The European Central Bank once again raised interest rates by 25 basis points, in what money managers expect will be the last hike in the cycle.
The governing council of the ECB decided to raise the ECB's three key interest rates by 25 basis points each. The central bank revised upward its projections for average inflation in 2023 to 5.6%, vs. a 5.1% forecast communicated in June; and to 3.2% for 2024, up from 3% in June. The 2025 inflation projection was revised downward to 2.1% from 2.3%. The upward revisions mainly reflect "a higher path for energy prices," a news release said.
The ECB said interest rate increases "continue to be transmitted forcefully," and, as such, the ECB revised downward its projections on eurozone growth in 2023 to 0.7%, vs. 0.9% in the June communication; by 1% in 2024, vs. 1.5% previously; and by 1.5% in 2025, down from 1.6%.
"The governing council's future decisions will ensure that the key ECB interest rates will be set at sufficiently restrictive levels for as long as necessary," the ECB added.
Money managers largely expect the September hike to be the ECB's last, with interest rates on the main refinancing operations, marginal lending facility and the deposit facility at 4.5%, 4.75% and 4%, respectively, starting Sept. 20.
"Although the ECB didn't quite explicitly say 'we are at peak,' the change in guidance effectively points in that direction in our view," said Peter Goves, head of developed market debt sovereign research at MFS Investment Management, in an emailed comment. "We likely have rates on hold ahead of us now as opposed to ongoing hikes in our view. In other words, unless there is a decisive change in prevailing data trends, we think the ECB is more or less done."

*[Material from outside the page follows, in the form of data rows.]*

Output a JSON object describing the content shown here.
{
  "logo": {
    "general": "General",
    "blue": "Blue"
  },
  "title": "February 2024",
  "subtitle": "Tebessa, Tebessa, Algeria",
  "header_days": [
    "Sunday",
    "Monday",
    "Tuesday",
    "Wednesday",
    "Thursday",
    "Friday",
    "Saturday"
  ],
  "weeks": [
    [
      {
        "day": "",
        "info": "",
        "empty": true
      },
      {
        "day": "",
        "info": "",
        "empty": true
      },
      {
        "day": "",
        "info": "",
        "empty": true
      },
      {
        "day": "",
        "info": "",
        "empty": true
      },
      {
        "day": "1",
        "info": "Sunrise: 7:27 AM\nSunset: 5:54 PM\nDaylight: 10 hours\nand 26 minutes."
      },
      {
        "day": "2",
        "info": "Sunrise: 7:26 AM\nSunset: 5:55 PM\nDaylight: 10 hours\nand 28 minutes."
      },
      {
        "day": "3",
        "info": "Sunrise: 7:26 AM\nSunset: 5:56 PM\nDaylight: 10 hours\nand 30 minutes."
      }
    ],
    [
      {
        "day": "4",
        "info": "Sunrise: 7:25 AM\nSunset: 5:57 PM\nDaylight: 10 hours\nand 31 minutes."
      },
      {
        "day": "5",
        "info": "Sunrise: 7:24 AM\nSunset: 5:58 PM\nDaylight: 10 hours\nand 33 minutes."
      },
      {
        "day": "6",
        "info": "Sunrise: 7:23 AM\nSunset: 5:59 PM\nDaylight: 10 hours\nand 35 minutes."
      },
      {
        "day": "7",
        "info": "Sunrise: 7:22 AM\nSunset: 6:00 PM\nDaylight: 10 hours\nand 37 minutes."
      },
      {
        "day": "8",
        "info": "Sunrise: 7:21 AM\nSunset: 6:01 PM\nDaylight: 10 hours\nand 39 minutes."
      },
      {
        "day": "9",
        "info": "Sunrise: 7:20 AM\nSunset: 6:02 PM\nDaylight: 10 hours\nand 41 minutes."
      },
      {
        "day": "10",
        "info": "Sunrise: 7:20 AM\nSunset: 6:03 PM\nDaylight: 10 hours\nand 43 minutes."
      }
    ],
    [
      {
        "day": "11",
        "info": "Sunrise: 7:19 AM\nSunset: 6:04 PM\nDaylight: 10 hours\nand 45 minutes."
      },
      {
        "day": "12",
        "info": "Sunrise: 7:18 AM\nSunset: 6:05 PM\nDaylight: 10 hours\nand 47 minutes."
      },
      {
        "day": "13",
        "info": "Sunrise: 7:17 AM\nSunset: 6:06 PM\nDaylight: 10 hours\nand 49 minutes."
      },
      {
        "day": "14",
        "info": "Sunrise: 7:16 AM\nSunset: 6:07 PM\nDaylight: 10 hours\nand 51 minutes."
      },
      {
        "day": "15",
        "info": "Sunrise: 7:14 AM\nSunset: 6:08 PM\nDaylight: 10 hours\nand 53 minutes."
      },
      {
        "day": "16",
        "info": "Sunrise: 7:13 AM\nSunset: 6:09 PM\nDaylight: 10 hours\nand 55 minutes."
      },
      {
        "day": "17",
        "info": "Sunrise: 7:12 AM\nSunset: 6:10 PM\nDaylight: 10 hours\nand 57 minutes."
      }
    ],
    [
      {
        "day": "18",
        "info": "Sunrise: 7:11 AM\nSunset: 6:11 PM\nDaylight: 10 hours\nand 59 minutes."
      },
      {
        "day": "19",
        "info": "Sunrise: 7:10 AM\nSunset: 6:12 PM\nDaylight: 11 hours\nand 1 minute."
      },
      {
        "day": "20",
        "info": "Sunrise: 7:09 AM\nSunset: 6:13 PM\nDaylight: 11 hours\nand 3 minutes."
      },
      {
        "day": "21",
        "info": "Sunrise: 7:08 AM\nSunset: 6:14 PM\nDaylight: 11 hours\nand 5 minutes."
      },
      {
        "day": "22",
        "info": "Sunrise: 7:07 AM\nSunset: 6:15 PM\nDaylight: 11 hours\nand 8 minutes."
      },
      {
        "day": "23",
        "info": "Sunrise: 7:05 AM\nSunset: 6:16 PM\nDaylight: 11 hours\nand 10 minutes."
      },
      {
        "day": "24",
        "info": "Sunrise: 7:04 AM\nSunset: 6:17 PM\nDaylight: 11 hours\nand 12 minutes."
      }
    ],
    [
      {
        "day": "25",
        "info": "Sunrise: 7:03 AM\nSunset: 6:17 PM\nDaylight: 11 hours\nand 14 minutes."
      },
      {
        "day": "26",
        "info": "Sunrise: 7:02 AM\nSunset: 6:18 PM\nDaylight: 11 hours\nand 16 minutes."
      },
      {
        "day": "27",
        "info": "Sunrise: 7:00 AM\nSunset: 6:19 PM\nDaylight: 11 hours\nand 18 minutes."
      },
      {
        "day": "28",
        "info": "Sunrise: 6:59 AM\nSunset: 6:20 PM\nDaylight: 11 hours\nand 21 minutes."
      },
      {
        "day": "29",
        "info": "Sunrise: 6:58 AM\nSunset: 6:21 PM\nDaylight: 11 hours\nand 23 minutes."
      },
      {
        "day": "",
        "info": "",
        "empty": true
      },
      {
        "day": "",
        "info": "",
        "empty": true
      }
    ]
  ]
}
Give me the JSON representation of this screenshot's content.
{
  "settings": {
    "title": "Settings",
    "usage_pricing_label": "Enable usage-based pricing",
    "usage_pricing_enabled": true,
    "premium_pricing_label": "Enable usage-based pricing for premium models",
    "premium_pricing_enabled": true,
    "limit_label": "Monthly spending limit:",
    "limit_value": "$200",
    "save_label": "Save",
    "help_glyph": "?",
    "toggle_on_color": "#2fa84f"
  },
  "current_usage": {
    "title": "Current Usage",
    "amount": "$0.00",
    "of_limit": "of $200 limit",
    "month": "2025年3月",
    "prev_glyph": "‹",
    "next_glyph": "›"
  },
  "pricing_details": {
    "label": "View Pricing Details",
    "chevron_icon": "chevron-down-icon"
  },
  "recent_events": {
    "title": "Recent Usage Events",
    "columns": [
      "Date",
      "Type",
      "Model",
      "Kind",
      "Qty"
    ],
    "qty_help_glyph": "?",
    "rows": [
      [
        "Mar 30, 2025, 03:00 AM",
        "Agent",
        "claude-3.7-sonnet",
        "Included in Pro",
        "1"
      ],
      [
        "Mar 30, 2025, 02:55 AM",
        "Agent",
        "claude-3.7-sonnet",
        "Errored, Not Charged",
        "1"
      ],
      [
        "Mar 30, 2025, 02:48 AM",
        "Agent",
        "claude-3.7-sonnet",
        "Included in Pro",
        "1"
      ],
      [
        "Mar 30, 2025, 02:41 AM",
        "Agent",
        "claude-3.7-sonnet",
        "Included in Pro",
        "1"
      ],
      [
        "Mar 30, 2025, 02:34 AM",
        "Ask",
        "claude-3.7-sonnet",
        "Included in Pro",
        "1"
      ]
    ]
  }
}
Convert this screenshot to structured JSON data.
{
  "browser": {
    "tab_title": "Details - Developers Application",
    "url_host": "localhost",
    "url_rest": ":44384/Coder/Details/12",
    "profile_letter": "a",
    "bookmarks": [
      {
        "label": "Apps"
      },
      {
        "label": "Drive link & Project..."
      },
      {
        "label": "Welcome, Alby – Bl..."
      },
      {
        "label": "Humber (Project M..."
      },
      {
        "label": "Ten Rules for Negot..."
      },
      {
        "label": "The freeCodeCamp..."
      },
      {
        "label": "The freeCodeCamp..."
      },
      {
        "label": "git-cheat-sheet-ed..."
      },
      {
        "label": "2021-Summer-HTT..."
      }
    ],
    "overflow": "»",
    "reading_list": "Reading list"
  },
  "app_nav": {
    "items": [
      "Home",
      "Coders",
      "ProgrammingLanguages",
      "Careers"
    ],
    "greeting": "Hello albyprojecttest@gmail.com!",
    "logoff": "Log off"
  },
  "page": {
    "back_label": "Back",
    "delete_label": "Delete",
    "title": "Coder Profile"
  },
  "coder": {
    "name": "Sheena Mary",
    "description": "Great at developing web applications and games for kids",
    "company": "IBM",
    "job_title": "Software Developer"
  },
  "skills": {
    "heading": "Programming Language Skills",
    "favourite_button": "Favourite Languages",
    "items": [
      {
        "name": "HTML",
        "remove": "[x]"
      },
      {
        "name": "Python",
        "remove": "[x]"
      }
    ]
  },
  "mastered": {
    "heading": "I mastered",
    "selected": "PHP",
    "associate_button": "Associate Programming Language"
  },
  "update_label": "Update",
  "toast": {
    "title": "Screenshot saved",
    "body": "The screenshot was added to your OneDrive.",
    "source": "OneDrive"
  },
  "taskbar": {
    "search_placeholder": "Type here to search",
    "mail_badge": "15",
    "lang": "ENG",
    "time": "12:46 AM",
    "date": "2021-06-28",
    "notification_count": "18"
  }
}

The governing council's decision to increase "was a knife-edge decision," said Hussain Mehdi, macro and investment strategist at HSBC Asset Management, in an emailed comment. "Ultimately, however, lingering inflation and a robust labor market trumped considerations of a clearly stalling economy."
HSBC executives believe "there is a very good chance this is the last rate hike for the ECB," Mehdi said. "Policy is now at highly restrictive levels and leading indicators remain consistent with the bloc entering recession. Core inflation pressures are moderating on a sequential basis. International factors such as the Fed being in pause mode and China's macro challenges may also influence the ECB's stance at upcoming meetings."
And Seema Shah, chief global strategist at Principal Asset Management, said in a comment that the revised forecasts by the ECB "lay bare the tough dilemma facing the central bank: downward revisions to growth, but upward revisions to inflation. Yet, while this confusing picture set the backdrop for what was probably a heated debate within the governing council, future decisions will likely be more clear-cut. Indeed, although the ECB has left the door slightly ajar for further tightening, the fact that recession risks are rising once again likely means that this is the final hike," she said.